Our past views on information and forgetfulness have undergone a reset due to modern research in the areas of psychology and .
The evolutionary process has enhanced human capabilities to efficiently manage information sensed from the environment. To this end, our brain undertakes the key functions of storage and retrieval, as well as conversion of data to its generalised form through the process of learning. Additionally, our mental faculties continuously retrieve content from the memory, and we effectively bring it to bear to achieve our objectives. Hence, as information in all its form is critical for our sustenance, we have historically regarded it as the most powerful possession.

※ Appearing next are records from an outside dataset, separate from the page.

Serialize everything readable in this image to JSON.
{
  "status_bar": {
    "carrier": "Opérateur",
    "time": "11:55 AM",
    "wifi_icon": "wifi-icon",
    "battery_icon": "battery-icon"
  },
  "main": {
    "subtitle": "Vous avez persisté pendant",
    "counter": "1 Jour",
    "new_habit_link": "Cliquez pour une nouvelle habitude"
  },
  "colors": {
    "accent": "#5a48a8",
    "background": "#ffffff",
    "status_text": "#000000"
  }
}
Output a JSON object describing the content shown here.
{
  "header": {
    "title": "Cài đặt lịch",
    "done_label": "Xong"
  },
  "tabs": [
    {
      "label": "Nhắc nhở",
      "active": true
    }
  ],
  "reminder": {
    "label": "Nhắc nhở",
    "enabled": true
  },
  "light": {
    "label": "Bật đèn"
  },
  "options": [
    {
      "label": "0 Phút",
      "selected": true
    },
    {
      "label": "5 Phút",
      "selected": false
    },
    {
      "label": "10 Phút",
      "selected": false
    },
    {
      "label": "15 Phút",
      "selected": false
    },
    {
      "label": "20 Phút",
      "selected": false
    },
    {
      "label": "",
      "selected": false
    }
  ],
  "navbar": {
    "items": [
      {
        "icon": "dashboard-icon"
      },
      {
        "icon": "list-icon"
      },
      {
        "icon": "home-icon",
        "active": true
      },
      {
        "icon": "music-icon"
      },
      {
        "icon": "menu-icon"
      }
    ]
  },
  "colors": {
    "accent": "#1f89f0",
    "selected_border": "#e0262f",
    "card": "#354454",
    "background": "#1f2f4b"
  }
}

Whereas our senses and the brain add information to our mental repository, forgetfulness does the opposite by suppressing content in our memory. We are therefore understandably disappointed at not being able to recall expunged knowledge, especially when it could have helped us achieve our goals. Hence, as forgetting results in information loss, it has traditionally been referred negatively.
Paradoxically however, our past views on information and forgetfulness have undergone a reset due to modern research in the areas of psychology and . Firstly, although information is generally valuable, however, it is only useful up to a threshold and then it starts to become detrimental. Secondly, forgetfulness improves our intellect as it prevents our mind from becoming overloaded with complex data. In short, if the content in our mind were to expand unchecked, it could get overly congested and cause degradation of our cognitive functions. However, forgetting halts the uncontrolled growth of information, and this prevents the brain from getting overwhelmed from the continuous flow of data through the environment.[…]